research teaches most rocks are comprised of minerals. those that contain silicon. oxygen, too. in abundance. for that i should be grateful. vitamins & minerals part of a healthy diet. along with space to breathe. some say you have to taste the pain of loss to appreciate the sweetness of 1. 2. 3. someday i say, i might agree. today, i say, i do. as a child i collect rocks. of sharp & cutting edges. of words & eyes of swords. i know what it’s like to hit rock bottom. & then swim. back. up. through the deep end. chasing any ray of sun with the audacity to cut through icy waters and promise warmth. breaststroke. one. two. three. breathe. butterfly. one. two. three. breathe. hurry. quick. time stops for no one. the sun sets daily. flap wings. slice water. consume rays. emerge. breathe.

i know what it’s like to hit rock bottom. and then swim. back. up. & breathe. to

  1. live
  2. love
  3. life

ready. set. go. 1. 2. 3. breathe.

Jen Schneider is an educator who lives, writes, and works in small spaces throughout Pennsylvania. She loves words, warm welcomes, and winter (along with the other three seasons). Poetry is a perfect complement to all of her interests. Poetry is also a perfect sounding board for her many questions. She is a Best of the Net nominee, with stories, poems, and essays published in a wide variety of literary and scholarly journals.

Flutter and Wow

Jay Fraser

Pulse-paced, shifting like
Oil on glass; greased rainbow memory
And glistering sub-recollection

A wavering reproduction (shaking)
Held up to hear (to inspect the sound)
And know (once-heard aural death)
To be (Passed from this world to haunt)

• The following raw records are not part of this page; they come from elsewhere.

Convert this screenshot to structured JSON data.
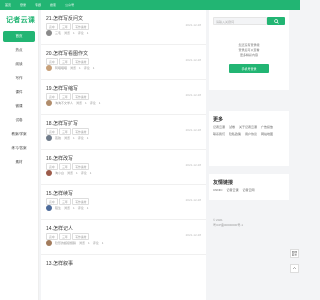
{
  "topbar": [
    "首页",
    "登录",
    "专题",
    "搜索",
    "公众号"
  ],
  "logo": "记者云课",
  "sidebar": [
    "首页",
    "热点",
    "阅读",
    "写作",
    "课件",
    "微课",
    "试卷",
    "教案/学案",
    "练习/答案",
    "素材"
  ],
  "posts": [
    {
      "title": "21.怎样写反问文",
      "tags": [
        "高中",
        "三年",
        "写作素材"
      ],
      "author": "三毛",
      "views": "1",
      "replies": "1",
      "date": "2021-12-28",
      "avatar": "#8a8a8a"
    },
    {
      "title": "20.怎样写看图作文",
      "tags": [
        "高中",
        "三年",
        "写作素材"
      ],
      "author": "阿哩哩哩",
      "views": "1",
      "replies": "1",
      "date": "2021-12-28",
      "avatar": "#c7a079"
    },
    {
      "title": "19.怎样写缩写",
      "tags": [
        "高中",
        "三年",
        "写作素材"
      ],
      "author": "淘淘不文学人",
      "views": "1",
      "replies": "1",
      "date": "2021-12-28",
      "avatar": "#b08c6b"
    },
    {
      "title": "18.怎样写扩写",
      "tags": [
        "高中",
        "三年",
        "写作素材"
      ],
      "author": "孤独",
      "views": "1",
      "replies": "1",
      "date": "2021-12-28",
      "avatar": "#6f7b8a"
    },
    {
      "title": "16.怎样改写",
      "tags": [
        "高中",
        "三年",
        "写作素材"
      ],
      "author": "淘小白",
      "views": "1",
      "replies": "1",
      "date": "2021-12-28",
      "avatar": "#9c5b4a"
    },
    {
      "title": "15.怎样续写",
      "tags": [
        "高中",
        "三年",
        "写作素材"
      ],
      "author": "陌生",
      "views": "1",
      "replies": "1",
      "date": "2021-12-28",
      "avatar": "#4d6b9a"
    },
    {
      "title": "14.怎样记人",
      "tags": [
        "高中",
        "三年",
        "写作素材"
      ],
      "author": "隐形的超级翅膀",
      "views": "1",
      "replies": "1",
      "date": "2021-12-28",
      "avatar": "#a27b5c"
    },
    {
      "title": "13.怎样叙事",
      "tags": [],
      "author": "",
      "views": "",
      "replies": "",
      "date": "",
      "avatar": "#ffffff"
    }
  ],
  "labels": {
    "views": "浏览",
    "replies": "评论"
  },
  "search": {
    "placeholder": "请输入关键词"
  },
  "login": {
    "line1": "您还没有登录哦",
    "line2": "登录后可以查看",
    "line3": "更多精彩内容",
    "button": "手机号登录"
  },
  "more": {
    "title": "更多",
    "links": [
      "记者云课",
      "试卷",
      "关于记者云课",
      "广告投放",
      "联系我们",
      "隐私政策",
      "用户协议",
      "网站地图"
    ]
  },
  "friends": {
    "title": "友情链接",
    "links": [
      "CNNIC",
      "记者云课",
      "记者云网"
    ]
  },
  "copyright": {
    "line1": "© 2021",
    "line2": "粤ICP备00000000号-1"
  },
  "colors": {
    "brand": "#22b573"
  }
}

Jay Fraser is a writer from Lincolnshire. Growing up between the fields and the North Sea, he finds inspiration in both as well as in critical theory, philosophy, and horror movies – though not always at once. Currently in the process of completing his MA in Literature at the University of Lincoln, he spends far more time thinking about writing than he does writing, something that will hopefully balance out in future. You can find him @JayFraser1 if you’re a Twitter person. 


let me be a holy habitation
where your spirit is sent
and mine, to die an endless death
let me be

what makes the rain freeze
turns ocean into ice
and clouds into moving smoke.

Sloane Angelou is a storyteller & writer of West African origin; passionate about learning of human existence by interrogating human experiences. They exist in liminal spaces.